An understanding of odds is key to being successful at Texas Hold’em Poker (commonly referred to as “Texas Hold’em” or just “Hold’em”). Each player is dealt two face down or hole cards at the start of each hand. This portion of the hand is referred to as “pre-flop”. As the hand progresses, five more cards are revealed face up and are shared by all players still in the hand. These are called community cards or “the board”. They are revealed in three stages. The first three, dealt all at once, are called “the flop”. The fourth community card is “the turn”; the final one is “the river”. There is a round of betting pre-flop, and after each of the flop, turn, and river. If two or more players remain in the hand after the final round of betting is completed, then the winner of the hand and the chips that have been bet (called the pot) is determined by the player having the best 5-card poker hand from the combination of the community cards and their 2 hole cards. If players drop out or “fold” their cards at any point prior to the conclusion of the hand such that only one player remains, that single player takes the pot regardless of what cards were dealt.
The objective for each player is to decide based on what they know about the cards in play whether or not the odds favor their hand being the best. When the odds are in their favor, they will typically bet more chips into the pot. This is called a “raise”. Other players are forced to match that bet to continue in the hand. If a player concludes that the odds are not favorable, the usual strategy is to fold. However, there are times when the odds favor the opponent but only slightly or the bet is small compared to the chips already in the pot that it is in the best interest of a player to call even though he is behind in the hand. The calculation of the odds of a hand winning combined with cost in chips being bet compared to the size of the pot is referred to as “pot odds”.

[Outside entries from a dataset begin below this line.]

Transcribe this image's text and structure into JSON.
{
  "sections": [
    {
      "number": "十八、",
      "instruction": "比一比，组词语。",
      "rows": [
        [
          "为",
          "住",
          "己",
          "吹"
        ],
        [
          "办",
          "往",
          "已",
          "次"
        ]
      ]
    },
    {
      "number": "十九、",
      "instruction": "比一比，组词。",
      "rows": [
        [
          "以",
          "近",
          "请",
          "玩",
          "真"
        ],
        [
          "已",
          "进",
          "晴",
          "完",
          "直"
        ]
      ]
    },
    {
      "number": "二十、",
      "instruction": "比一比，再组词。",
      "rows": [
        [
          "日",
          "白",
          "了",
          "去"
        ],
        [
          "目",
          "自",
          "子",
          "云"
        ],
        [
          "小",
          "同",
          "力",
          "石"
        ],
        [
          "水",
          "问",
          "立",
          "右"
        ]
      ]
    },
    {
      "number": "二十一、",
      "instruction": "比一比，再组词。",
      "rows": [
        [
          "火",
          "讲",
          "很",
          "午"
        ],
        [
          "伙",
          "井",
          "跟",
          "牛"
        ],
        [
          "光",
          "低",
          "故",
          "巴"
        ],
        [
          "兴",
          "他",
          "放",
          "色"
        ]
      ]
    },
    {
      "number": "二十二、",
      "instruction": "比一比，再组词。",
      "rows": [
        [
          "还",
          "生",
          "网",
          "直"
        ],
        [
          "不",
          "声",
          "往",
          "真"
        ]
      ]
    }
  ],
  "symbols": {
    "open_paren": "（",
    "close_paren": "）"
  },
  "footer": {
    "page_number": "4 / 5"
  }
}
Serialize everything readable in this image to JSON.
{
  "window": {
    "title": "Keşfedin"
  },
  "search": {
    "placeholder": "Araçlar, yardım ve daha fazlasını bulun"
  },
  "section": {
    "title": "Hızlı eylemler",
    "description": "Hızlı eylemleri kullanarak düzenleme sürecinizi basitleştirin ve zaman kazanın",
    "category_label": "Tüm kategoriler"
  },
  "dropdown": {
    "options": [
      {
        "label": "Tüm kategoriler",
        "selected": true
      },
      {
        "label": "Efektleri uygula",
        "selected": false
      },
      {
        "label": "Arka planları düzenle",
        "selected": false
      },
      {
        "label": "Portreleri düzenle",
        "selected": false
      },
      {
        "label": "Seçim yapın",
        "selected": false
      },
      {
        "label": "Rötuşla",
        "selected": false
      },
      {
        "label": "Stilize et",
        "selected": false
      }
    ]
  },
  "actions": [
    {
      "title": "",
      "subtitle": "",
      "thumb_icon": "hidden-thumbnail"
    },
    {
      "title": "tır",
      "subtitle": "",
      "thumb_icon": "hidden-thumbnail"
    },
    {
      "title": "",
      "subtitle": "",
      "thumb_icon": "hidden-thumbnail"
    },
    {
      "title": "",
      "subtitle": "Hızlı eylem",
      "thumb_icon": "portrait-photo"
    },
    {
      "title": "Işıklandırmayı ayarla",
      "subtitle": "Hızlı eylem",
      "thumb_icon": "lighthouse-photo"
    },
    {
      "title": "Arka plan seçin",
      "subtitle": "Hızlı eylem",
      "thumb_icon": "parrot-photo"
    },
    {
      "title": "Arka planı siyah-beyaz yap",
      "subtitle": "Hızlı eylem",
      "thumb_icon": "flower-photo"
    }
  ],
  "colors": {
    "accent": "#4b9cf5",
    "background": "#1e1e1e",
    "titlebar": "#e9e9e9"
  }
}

The ability to compute such information quickly and accurately in one’s head while a hand is in progress is an asset for a poker player. However, it isn’t the only skill required, or the best players at Texas Hold’em would all be actuaries.
Sometimes a player will bet aggressively while holding a weak hand in an attempt to drive other players out of the hand. This is called a “bluff” or bluffing. This may prove costly to the bluffer if another player has a strong hand or correctly recognizes that he is over-betting his hand.
Variations of Texas Hold’em determine how much a player may raise when it is his turn during any round. In “Limit” poker, he may only raise a set amount. In “Pot Limit”, the raise can be as large as the number of chips already in the pot. In “No Limit”, a player at any point may bet all of his chips; this is called going “All In”. As the variations move from Limit to Pot Limit to No Limit, the winner is often determined less by who holds the best cards and more by who is best at reading the opponents and knowing when they can be bluffed into folding their hands. An important factor in any hand is “position”; being able to act later in each round of betting is an advantage.
Hold’em games for both play chips and real money can be found Online. For a beginner, it is best to start with play chips until comfortable with the game. Be aware that strategies that work with play chips may not be as effective when dollars are on the line and people care more about losing chips.
One difference in online play as compared to live poker games is that it is more difficult to read opponents in the absence of the visual “tells” one can observe in person. It is necessary to rely on patterns from hand-to-hand instead of guessing if a player holds a strong or weak hand based on mannerisms.
When playing Hold’em, remember than this is a game where luck plays a huge role. The player who can control his emotions when a well-played hand is reversed by an unlikely card on the river is likely to fare better on subsequent hands than one who gets angry and goes on “tilt”.